New Hampshire’s first foray into this quagmire seems to be Ford v. Netgear, Inc., Hillsborough-North No. 216-2019-CV-00704 (March 9, 2020). The issue was whether an online purchaser of a WiFi system had agreed to arbitrate any disputes with the seller. The Court concluded that he had, by clicking a box on the registration page directly below text which recited that doing so signified agreement to the seller’s terms and conditions (which happened to include an arbitration clause). The terms and conditions were found on a separate page that the plaintiff insisted he never visited, although a prominent hyperlink to those terms would have taken him there had he bothered to click on it. That was enough for the Court. Could the seller’s website have declined registrations until the hyperlink was clicked? Sure. Was the seller required to set up its website that way in order to prove the purchaser’s assent? No.
Similarly, in Wollen v. Gulf Stream Restoration and Cleaning, LLC, 2021 WL 2878703 (July 9, 2021), a New Jersey appellate court declined to enforce a contractor referral service’s arbitration provision in its terms and conditions reachable by a hyperlink from its search page. According to the Court, the positioning of the hyperlink on the webpage “did not provide reasonable notice of HomeAdvisor’s terms and conditions to the reasonably prudent internet user.” As was true of Kauders, “HomeAdvisor did not require plaintiff to open, scroll through, or acknowledge the terms and conditions by ‘clicking to accept’ or checking a box that she viewed them before clicking the View Matching Pros submit button.”

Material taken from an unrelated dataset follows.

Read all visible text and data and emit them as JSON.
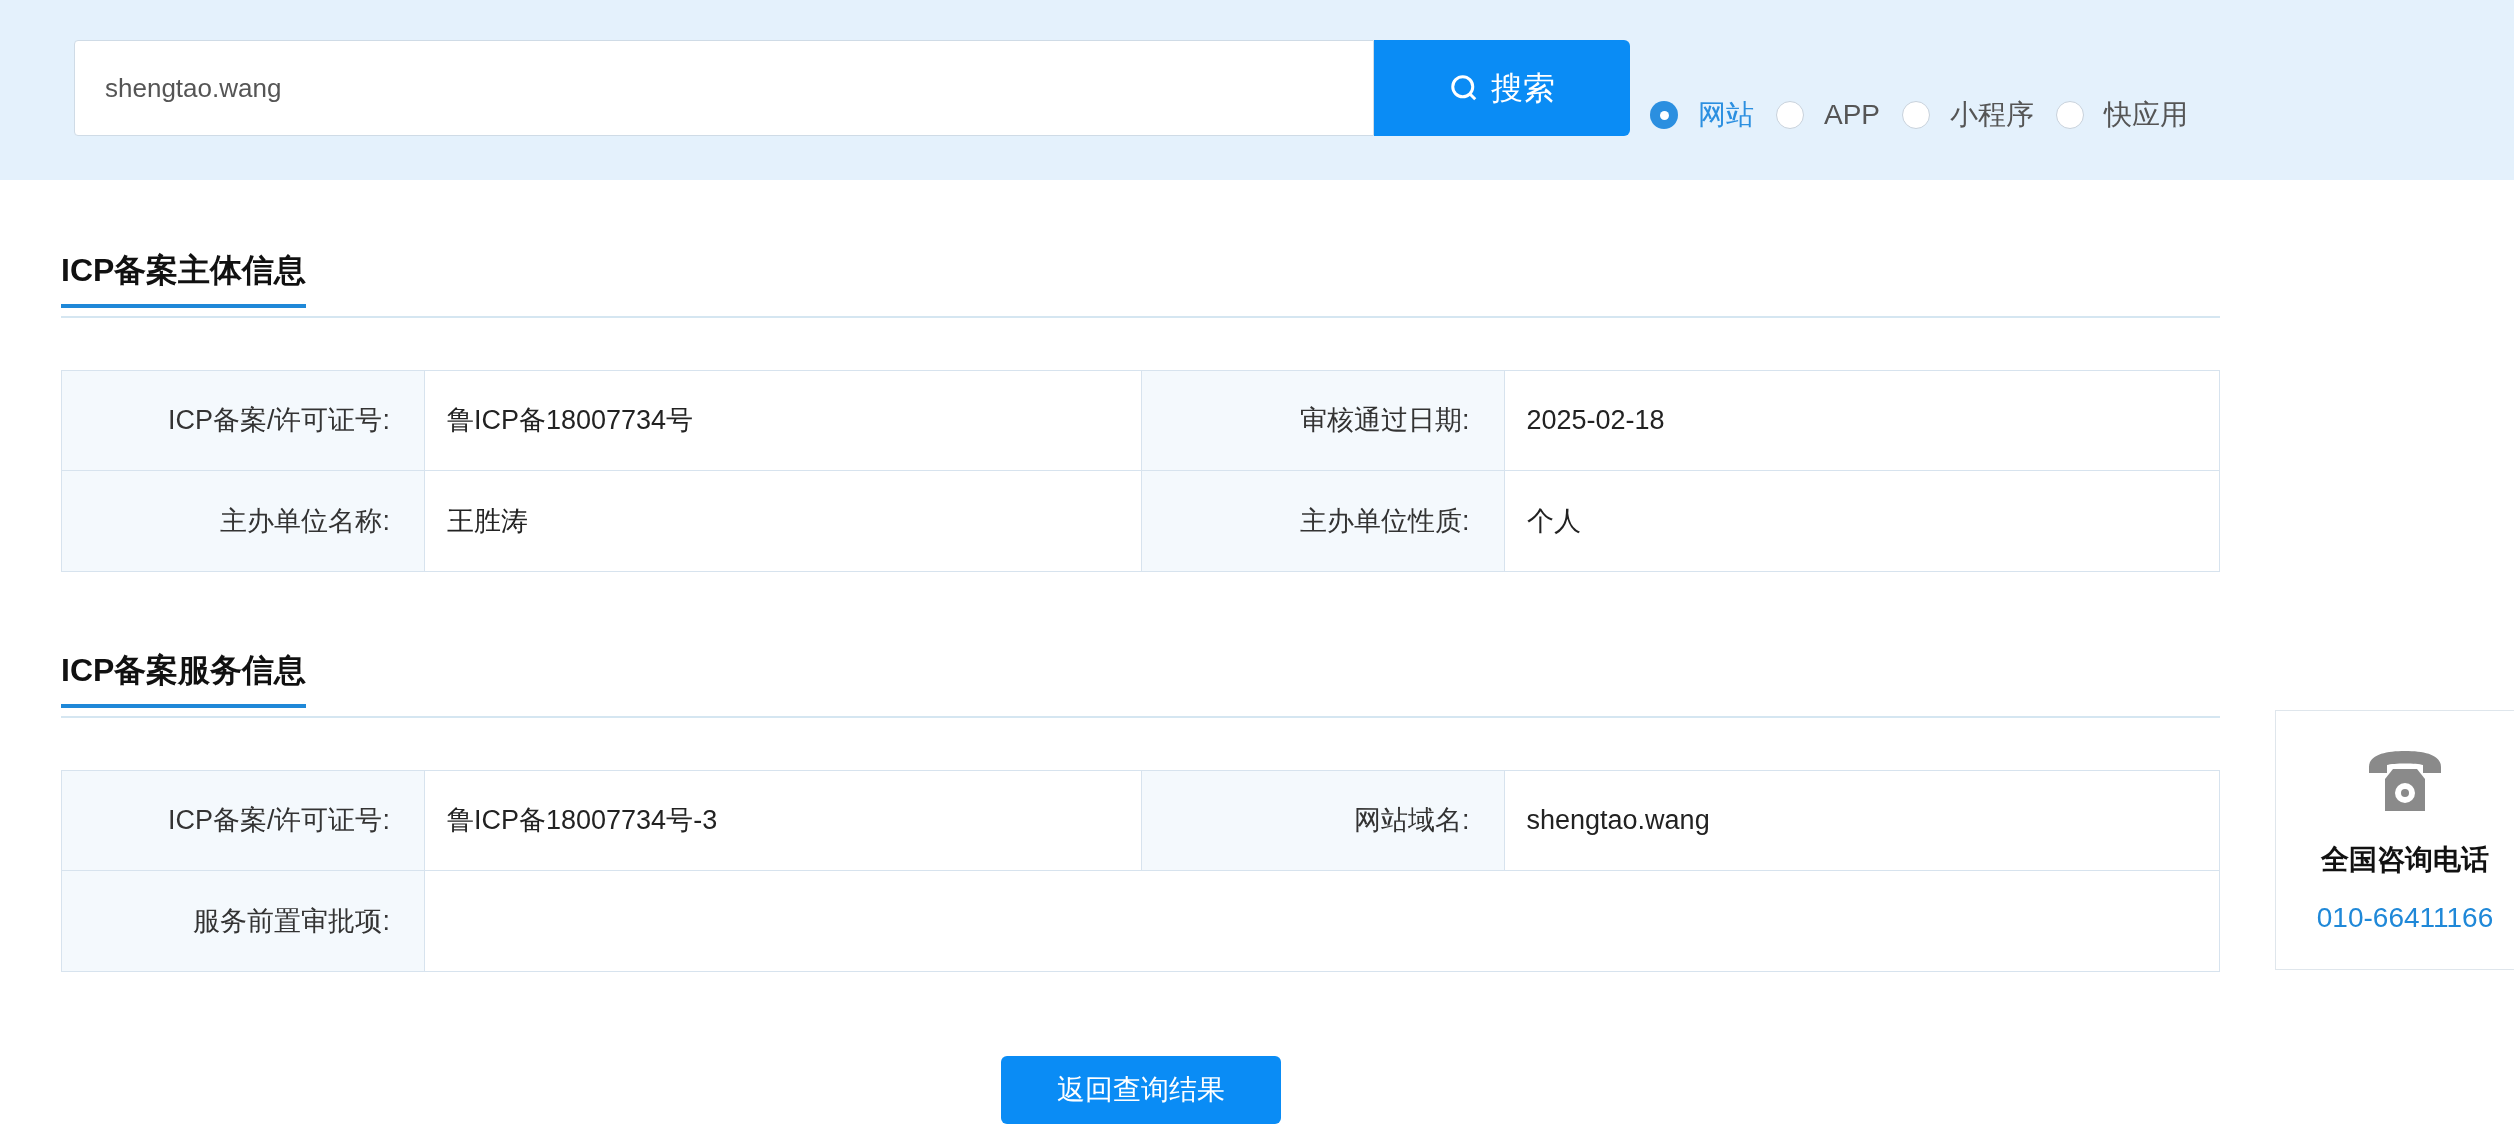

If you are “old school” and think that paperless contracting doesn’t apply to the construction industry, think again. In recent years I have noticed more and more general contractors and supply houses whose subcontracts and credit applications are not only electronically signed, but incorporate by reference terms and general conditions that are accessible only on their websites. Those websites should be designed so as to minimize claims of surprise and lack of assent. While courts may well be more solicitous of online consumers’ potential confusion as compared to commercial users, it is safe to say that any online user is more likely to be bound to terms and conditions found on a different webpage than the one he clicks if those terms are accessible by a hyperlink which is (a) conspicuous, and (b) positioned on the webpage where viewers are likely to see it before they click to signify assent.